**TASK ITEM**
Print out every entry that follows, exactly as written.

**DATA PROVIDED**
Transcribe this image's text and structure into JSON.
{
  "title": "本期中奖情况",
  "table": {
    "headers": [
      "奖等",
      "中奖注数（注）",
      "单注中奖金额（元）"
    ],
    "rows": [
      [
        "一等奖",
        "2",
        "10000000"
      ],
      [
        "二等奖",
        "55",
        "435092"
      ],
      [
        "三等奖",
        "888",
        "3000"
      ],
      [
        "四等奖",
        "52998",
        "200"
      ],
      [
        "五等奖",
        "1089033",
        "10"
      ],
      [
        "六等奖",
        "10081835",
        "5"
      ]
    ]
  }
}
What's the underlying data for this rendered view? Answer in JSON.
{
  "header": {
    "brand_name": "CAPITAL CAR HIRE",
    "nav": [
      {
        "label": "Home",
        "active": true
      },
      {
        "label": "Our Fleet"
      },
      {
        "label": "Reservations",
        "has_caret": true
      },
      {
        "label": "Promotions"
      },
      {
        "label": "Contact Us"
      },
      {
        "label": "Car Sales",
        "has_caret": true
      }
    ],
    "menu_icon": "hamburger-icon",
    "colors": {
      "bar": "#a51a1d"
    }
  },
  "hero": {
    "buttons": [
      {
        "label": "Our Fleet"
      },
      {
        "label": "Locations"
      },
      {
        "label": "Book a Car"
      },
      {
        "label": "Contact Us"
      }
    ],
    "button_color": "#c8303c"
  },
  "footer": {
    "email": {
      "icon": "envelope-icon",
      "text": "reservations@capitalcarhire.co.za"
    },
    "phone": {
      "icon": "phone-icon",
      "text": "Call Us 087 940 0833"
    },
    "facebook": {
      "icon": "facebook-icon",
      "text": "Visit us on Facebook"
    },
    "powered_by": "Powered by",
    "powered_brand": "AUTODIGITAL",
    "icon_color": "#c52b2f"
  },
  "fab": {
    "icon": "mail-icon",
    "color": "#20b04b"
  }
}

**TASK RESPONSE**
Transcribe this image's text and structure into JSON.
{
  "title": "本期中奖情况",
  "table": {
    "headers": [
      "奖等",
      "中奖注数（注）",
      "单注中奖金额（元）"
    ],
    "rows": [
      [
        "一等奖",
        "2",
        "10000000"
      ],
      [
        "二等奖",
        "55",
        "435092"
      ],
      [
        "三等奖",
        "888",
        "3000"
      ],
      [
        "四等奖",
        "52998",
        "200"
      ],
      [
        "五等奖",
        "1089033",
        "10"
      ],
      [
        "六等奖",
        "10081835",
        "5"
      ]
    ]
  }
}
What's the underlying data for this rendered view? Answer in JSON.
{
  "header": {
    "brand_name": "CAPITAL CAR HIRE",
    "nav": [
      {
        "label": "Home",
        "active": true
      },
      {
        "label": "Our Fleet"
      },
      {
        "label": "Reservations",
        "has_caret": true
      },
      {
        "label": "Promotions"
      },
      {
        "label": "Contact Us"
      },
      {
        "label": "Car Sales",
        "has_caret": true
      }
    ],
    "menu_icon": "hamburger-icon",
    "colors": {
      "bar": "#a51a1d"
    }
  },
  "hero": {
    "buttons": [
      {
        "label": "Our Fleet"
      },
      {
        "label": "Locations"
      },
      {
        "label": "Book a Car"
      },
      {
        "label": "Contact Us"
      }
    ],
    "button_color": "#c8303c"
  },
  "footer": {
    "email": {
      "icon": "envelope-icon",
      "text": "reservations@capitalcarhire.co.za"
    },
    "phone": {
      "icon": "phone-icon",
      "text": "Call Us 087 940 0833"
    },
    "facebook": {
      "icon": "facebook-icon",
      "text": "Visit us on Facebook"
    },
    "powered_by": "Powered by",
    "powered_brand": "AUTODIGITAL",
    "icon_color": "#c52b2f"
  },
  "fab": {
    "icon": "mail-icon",
    "color": "#20b04b"
  }
}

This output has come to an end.